As an 18-year-old, Dave Sahadeo had only a vague concept of the sort of career he wanted, and no interest in post-secondary education. Yet 10 years later, he is now happily planning to devote the next nine years of his life to academia: after he finishes his undergraduate degree, he wants to go on to med school to specialize in surgery
It took a job that wasn't a good fit to radically change his aspirations and focus. He was working at a tech retailer and did well there, receiving a series of promotions and eventually moving into a corporate position. But a downturn in the economy helped him realize the business world wasn't for him.
"I considered trades and health care, but I thought that of the two, health care offered the most job stability – people will always need it, regardless of the economy – and also offered the satisfaction of helping others," Sahadeo says.
He decided to pursue respiratory therapy, which required moving from the lower mainland to Kamloops and enrolling in night school to repeat all Grade 11 and 12 math and science prerequisites (the respiratory therapy program requires that these prereqs have been completed in the last five years).
"Night school was such a positive experience that I began to consider going on to medical school," he says. "I knew I could do the work, and that a background in respiratory therapy will be helpful if I specialize in surgery."
Today he's a very busy student, with the sort of schedule that would challenge the most seasoned of multitaskers. He’s enrolled in a full-time course load on campus at TRU and takes courses and labs online through Open Learning in order to graduate sooner and complete the necessary prerequisites for med school; he is also a leader in the Supplemental Learning program for Anatomy and Physiology on campus and serves as the student representative on the board of directors for the Canadian Society of Respiratory Therapists.
"Essentially I'm trying to complete a four-year science degree in three years," he says, while also completing the Respiratory Therapy Dual Credit Diploma/Bachelor of health Science program and the 12 extra science courses necessary to prepare for the MCAT (the entrance examination for med school). That means occasionally juggling his online class deadlines with campus deadlines.
"When I have a timetable conflict, I just take the extra class through Open Learning so I can still get everything done on my timeline.

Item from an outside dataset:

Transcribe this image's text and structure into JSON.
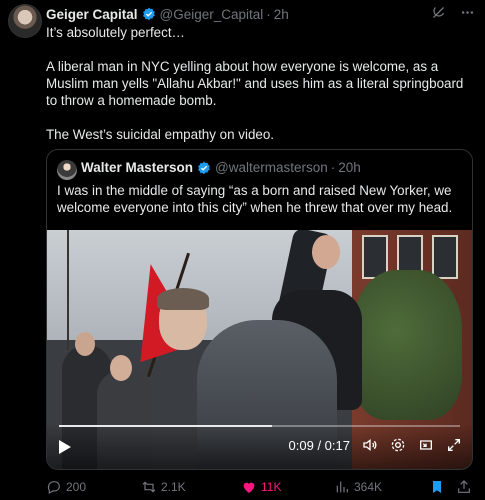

That's a huge benefit because now I don't need to come back to TRU for another year or two after my program to get all of the courses done," he says.
"Time management, and being able to prioritize, is huge. But this is my main focus, and I’m really motivated to get it done, and that makes it easier."